Gummed paper tape, sometimes called water tape or kraft paper tape, has been seen sealing up shipping boxes for decades, but it isn’t something found in most homes anymore. It seems we favor clear packing tape for personal use now, but you do see this brown paper tape still used on many commercially shipped packages, often printed with a company’s logo. If you do happen to have it in your home like I do, or if you get a chance to purchase it at an art supply or shipping supply store, it makes for a fun medium to work with in collage or sculpture.

The advantage of using this paper tape is that it already has a dry adhesive attached to one side, so we simply need water to activate and then we can stick it to whatever surface we choose. It works best attached to cardboard or other paper products and each brand of gummed tape is a little bit different, so start out with a little bit of water and add more as needed. Experiment and see what works best for what you have.

I decided to use my gummed paper tape to make an abstract sculpture, and I think it turned out really well! Creating a sculpture using these materials was fairly simple and not too messy, which makes it a perfect activity for artists of all ages.

My goal for students who try this project is that they begin to notice and incorporate a sense of balance, flow, and rhythm to their sculptures but at the same time let the artwork be free and whimsical! I promise all of that can be true in the same piece.

The materials needed for this sculpture are:

Gummed paper tape (also called kraft paper tape or water tape)

Cardboard for the base

A small container of water


A small sponge

White glue (optional for securing stubborn pieces)

How to make an Abstract Paper Tape Sculpture: 

  1. Determine what side of the tape is the gummed side, it’s usually a little shiny. You’ll need to use some critical thinking skills to make sure the side of the tape that lands on your base is the side that will stick to it.
  2. Cut sections of tape. I chose to make my tape sections approximately the same length but cut some strips in half to add variation in the widths, which adds interest. You can choose to add variation in length, width, and even pattern if you want to draw on some sections.
  3. Make some folds or twists in your first section of tape. There is a natural movement to the tape that needs to be honored and will help guide your creative process. Don’t fight with the tape, work with it.
  4. When you’re happy with your section, make a small foot on each side of the tape (gummed side down!) and get ready to adhere it to your cardboard base.
  5. Dip your sponge in the water and squeeze some out, you want to make sure the sponge is wet but not dripping. Use the wet sponge to dampen the adhesive on your tape section’s first foot then press the foot down onto the cardboard. Start with less water and add more if necessary. Hold for a few seconds to make sure it’s stuck, then repeat on the other foot. If you need to, you can use a touch of white glue to reinforce your tape’s bond to the cardboard.
  6. Take a new section of tape and again make folds or twists. Weave this section around or under the previous section(s) that have already been adhered to the cardboard. Make a foot on either end of the tape, adhesive side down, and adhere using the wet sponge technique.
  7. Keep folding, twisting, and weaving sections of tape throughout your sculpture, then adhering them down, until you’re happy with how the completed piece looks.
  8. Share your finished artwork with your friends, family, and hopefully with me too on Instagram or Facebook

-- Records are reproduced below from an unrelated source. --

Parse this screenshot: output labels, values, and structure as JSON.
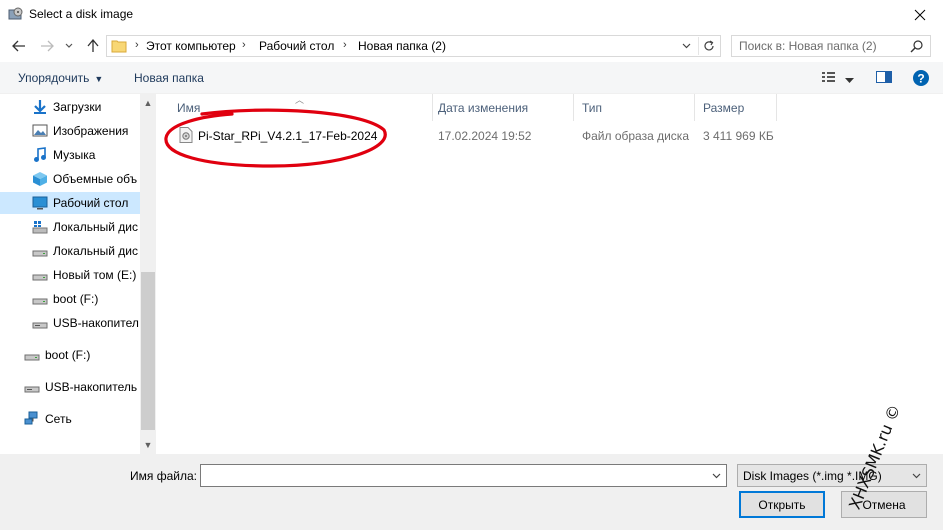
{
  "window": {
    "title": "Select a disk image",
    "icon": "disk-image-app-icon",
    "close_glyph": "✕"
  },
  "address_bar": {
    "breadcrumbs": [
      "Этот компьютер",
      "Рабочий стол",
      "Новая папка (2)"
    ],
    "separator": "›"
  },
  "search": {
    "placeholder": "Поиск в: Новая папка (2)"
  },
  "command_bar": {
    "organize_label": "Упорядочить",
    "new_folder_label": "Новая папка"
  },
  "nav_pane": {
    "items": [
      {
        "label": "Загрузки",
        "icon": "download-arrow-icon"
      },
      {
        "label": "Изображения",
        "icon": "pictures-icon"
      },
      {
        "label": "Музыка",
        "icon": "music-note-icon"
      },
      {
        "label": "Объемные объ",
        "icon": "3d-objects-icon"
      },
      {
        "label": "Рабочий стол",
        "icon": "desktop-icon",
        "selected": true
      },
      {
        "label": "Локальный дис",
        "icon": "windows-drive-icon"
      },
      {
        "label": "Локальный дис",
        "icon": "drive-icon"
      },
      {
        "label": "Новый том (E:)",
        "icon": "drive-icon"
      },
      {
        "label": "boot (F:)",
        "icon": "drive-icon"
      },
      {
        "label": "USB-накопител",
        "icon": "usb-drive-icon"
      },
      {
        "label": "boot (F:)",
        "icon": "drive-icon"
      },
      {
        "label": "USB-накопитель",
        "icon": "usb-drive-icon"
      },
      {
        "label": "Сеть",
        "icon": "network-icon"
      }
    ]
  },
  "columns": {
    "name": "Имя",
    "date": "Дата изменения",
    "type": "Тип",
    "size": "Размер"
  },
  "files": [
    {
      "name": "Pi-Star_RPi_V4.2.1_17-Feb-2024",
      "date": "17.02.2024 19:52",
      "type": "Файл образа диска",
      "size": "3 411 969 КБ",
      "highlight_color": "#e0000f"
    }
  ],
  "bottom": {
    "filename_label": "Имя файла:",
    "filename_value": "",
    "filter_value": "Disk Images (*.img *.IMG)",
    "open_label": "Открыть",
    "cancel_label": "Отмена"
  },
  "watermark": "XHXSMK.ru ©",
  "colors": {
    "selected_bg": "#cce8ff",
    "accent": "#0078d7",
    "header_text": "#4c607a",
    "help_badge": "#0063b1"
  }
}
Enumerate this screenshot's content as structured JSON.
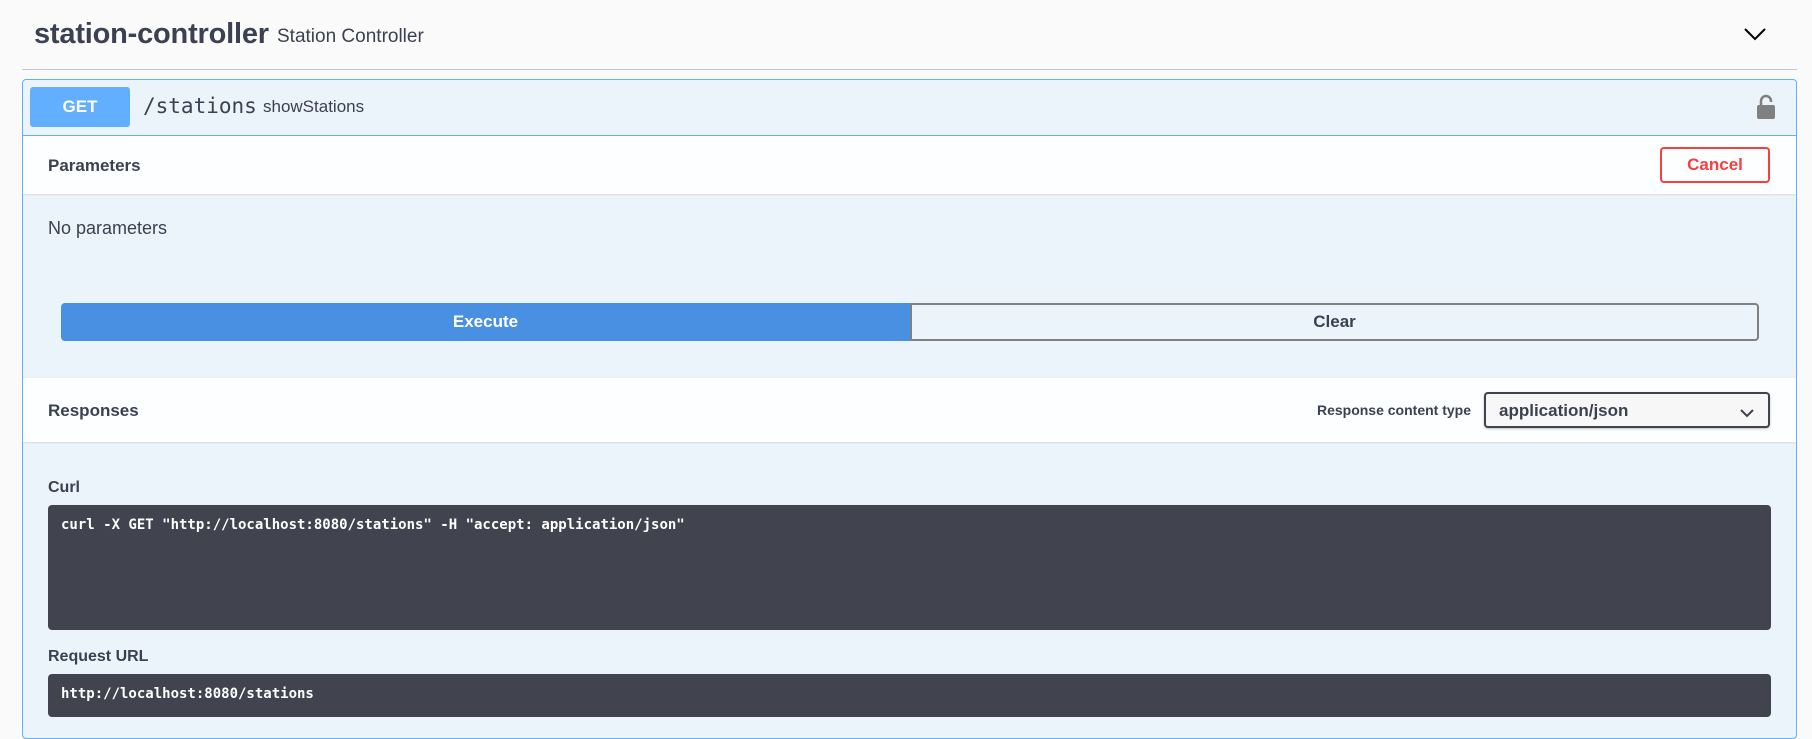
{
  "tag": {
    "name": "station-controller",
    "description": "Station Controller",
    "toggle_icon": "chevron-down-icon"
  },
  "operation": {
    "method": "GET",
    "path": "/stations",
    "operation_id": "showStations",
    "lock_icon": "lock-icon"
  },
  "parameters": {
    "title": "Parameters",
    "cancel_label": "Cancel",
    "empty_text": "No parameters"
  },
  "actions": {
    "execute_label": "Execute",
    "clear_label": "Clear"
  },
  "responses": {
    "title": "Responses",
    "content_type_label": "Response content type",
    "content_type_value": "application/json"
  },
  "curl": {
    "label": "Curl",
    "command": "curl -X GET \"http://localhost:8080/stations\" -H \"accept: application/json\""
  },
  "request_url": {
    "label": "Request URL",
    "value": "http://localhost:8080/stations"
  },
  "colors": {
    "get_method": "#61affe",
    "execute": "#4990e2",
    "cancel": "#f93e3e",
    "code_bg": "#41444e",
    "opblock_bg": "#ebf3fb"
  }
}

I created some abstract pieces, but you can try to sculpt whatever subject you’d like: insects, flowers, animals, buildings. The possibilities are as endless as your imagination. Have fun with this and don’t forget to teach someone else!